#### Task objective:
Wherever the string "content" turns up in the data, copy the whole line.

Dataset excerpts
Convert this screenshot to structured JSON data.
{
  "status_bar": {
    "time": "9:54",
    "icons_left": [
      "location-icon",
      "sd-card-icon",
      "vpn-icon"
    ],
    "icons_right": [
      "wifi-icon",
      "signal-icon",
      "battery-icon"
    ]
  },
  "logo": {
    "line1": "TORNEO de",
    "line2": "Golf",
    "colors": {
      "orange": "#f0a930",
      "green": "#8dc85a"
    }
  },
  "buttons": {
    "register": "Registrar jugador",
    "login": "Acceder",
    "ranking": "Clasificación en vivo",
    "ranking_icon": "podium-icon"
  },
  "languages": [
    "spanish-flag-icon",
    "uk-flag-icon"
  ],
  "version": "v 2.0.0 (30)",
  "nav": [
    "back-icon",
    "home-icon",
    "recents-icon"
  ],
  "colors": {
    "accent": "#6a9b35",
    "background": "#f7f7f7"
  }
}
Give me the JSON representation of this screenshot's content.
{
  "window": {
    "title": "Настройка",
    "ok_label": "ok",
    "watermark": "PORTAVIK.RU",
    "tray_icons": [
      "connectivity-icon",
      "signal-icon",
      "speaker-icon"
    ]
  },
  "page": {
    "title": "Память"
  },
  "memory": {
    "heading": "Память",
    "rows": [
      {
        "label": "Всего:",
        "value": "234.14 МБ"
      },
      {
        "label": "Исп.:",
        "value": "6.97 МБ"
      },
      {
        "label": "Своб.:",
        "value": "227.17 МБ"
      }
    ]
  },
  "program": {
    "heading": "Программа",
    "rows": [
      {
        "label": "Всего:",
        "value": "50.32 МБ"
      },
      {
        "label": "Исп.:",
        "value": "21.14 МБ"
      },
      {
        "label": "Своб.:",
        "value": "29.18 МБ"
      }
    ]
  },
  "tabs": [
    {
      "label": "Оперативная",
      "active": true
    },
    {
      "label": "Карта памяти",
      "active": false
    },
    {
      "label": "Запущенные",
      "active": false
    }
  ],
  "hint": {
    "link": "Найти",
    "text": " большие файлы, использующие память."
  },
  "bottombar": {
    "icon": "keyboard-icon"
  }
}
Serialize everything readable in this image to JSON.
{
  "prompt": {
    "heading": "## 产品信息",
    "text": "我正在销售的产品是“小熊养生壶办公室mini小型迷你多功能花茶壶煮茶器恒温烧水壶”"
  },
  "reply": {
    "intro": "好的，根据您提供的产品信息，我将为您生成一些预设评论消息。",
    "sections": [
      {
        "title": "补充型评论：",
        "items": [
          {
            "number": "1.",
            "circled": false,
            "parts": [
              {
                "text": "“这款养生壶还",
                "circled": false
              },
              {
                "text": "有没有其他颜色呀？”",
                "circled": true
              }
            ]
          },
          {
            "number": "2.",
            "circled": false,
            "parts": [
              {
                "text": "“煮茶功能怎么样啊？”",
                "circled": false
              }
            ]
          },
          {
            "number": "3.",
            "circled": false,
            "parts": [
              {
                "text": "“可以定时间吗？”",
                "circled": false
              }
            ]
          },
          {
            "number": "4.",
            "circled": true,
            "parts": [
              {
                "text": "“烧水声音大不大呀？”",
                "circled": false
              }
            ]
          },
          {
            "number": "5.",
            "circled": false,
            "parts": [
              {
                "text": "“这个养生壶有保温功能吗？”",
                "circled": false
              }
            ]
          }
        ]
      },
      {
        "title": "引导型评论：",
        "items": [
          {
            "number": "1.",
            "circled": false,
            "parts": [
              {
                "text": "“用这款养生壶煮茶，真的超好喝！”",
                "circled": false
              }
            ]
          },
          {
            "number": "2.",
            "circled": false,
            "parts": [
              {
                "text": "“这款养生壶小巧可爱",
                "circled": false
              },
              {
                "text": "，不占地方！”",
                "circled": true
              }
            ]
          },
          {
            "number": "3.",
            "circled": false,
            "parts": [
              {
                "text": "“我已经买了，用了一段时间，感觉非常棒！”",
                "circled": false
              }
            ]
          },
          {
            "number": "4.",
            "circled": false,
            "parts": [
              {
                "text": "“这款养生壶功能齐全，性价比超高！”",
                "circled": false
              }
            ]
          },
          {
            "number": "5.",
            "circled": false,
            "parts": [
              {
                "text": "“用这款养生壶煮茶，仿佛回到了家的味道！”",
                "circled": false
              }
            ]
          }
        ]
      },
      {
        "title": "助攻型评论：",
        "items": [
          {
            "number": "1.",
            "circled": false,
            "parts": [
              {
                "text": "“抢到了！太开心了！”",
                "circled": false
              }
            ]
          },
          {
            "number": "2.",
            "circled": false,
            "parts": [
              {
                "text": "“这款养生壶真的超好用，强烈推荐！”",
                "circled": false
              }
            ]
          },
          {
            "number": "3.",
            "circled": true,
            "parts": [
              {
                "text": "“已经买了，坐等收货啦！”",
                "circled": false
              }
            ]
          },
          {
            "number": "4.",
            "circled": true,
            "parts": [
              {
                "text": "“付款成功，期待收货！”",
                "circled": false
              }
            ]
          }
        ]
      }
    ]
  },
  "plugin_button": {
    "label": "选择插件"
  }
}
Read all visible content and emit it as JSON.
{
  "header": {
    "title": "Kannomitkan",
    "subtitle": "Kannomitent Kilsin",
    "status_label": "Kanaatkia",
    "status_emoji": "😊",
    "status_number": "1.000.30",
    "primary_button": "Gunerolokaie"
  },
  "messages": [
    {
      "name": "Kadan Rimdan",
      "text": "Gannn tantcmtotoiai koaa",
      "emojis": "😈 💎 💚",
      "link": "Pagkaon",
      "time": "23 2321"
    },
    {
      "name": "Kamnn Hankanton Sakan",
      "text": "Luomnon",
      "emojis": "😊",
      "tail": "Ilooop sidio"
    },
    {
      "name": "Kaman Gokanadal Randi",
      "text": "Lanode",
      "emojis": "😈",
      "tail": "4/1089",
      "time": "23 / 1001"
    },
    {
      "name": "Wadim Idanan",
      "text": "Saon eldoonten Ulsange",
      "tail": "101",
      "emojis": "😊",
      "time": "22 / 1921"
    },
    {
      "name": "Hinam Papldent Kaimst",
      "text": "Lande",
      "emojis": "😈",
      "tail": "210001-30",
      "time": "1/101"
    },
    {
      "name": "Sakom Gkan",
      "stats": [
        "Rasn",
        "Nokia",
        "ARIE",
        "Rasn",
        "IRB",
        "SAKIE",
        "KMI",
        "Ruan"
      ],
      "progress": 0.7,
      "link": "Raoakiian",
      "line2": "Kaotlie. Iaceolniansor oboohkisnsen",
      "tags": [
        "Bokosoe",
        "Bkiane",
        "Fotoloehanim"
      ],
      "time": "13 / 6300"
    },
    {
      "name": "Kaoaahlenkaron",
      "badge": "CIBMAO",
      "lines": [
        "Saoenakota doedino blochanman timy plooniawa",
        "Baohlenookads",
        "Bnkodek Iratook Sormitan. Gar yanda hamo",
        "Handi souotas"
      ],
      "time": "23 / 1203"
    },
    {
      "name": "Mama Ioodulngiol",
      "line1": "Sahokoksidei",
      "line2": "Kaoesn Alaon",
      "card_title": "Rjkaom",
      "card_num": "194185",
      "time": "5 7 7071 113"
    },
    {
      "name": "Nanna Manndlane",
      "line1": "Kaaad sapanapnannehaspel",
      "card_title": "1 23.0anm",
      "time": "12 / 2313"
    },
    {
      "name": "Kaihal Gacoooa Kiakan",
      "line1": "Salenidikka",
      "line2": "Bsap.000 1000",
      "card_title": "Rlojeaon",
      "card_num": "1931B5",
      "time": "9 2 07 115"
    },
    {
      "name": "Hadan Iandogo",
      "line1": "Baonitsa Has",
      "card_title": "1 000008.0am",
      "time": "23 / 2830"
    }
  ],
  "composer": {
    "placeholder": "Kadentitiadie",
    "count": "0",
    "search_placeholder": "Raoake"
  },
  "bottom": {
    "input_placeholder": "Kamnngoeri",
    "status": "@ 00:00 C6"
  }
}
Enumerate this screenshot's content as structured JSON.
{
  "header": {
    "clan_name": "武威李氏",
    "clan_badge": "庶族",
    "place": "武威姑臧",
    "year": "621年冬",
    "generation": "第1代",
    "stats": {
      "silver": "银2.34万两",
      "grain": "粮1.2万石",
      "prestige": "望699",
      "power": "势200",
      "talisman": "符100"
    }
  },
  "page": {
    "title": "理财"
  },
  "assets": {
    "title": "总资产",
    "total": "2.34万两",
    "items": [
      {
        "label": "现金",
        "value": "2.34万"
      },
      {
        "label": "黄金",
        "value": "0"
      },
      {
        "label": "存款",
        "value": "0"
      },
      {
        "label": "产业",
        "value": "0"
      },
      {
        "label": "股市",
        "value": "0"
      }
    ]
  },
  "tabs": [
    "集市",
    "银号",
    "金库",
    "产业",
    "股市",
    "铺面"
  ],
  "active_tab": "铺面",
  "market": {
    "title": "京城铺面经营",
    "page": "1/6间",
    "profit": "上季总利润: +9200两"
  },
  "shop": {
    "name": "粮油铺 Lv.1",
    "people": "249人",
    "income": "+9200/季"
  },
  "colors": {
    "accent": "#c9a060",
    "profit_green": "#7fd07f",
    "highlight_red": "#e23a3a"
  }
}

#### Task response:
Give me the JSON representation of this screenshot's content.
Read all visible content and emit it as JSON.
Enumerate this screenshot's content as structured JSON.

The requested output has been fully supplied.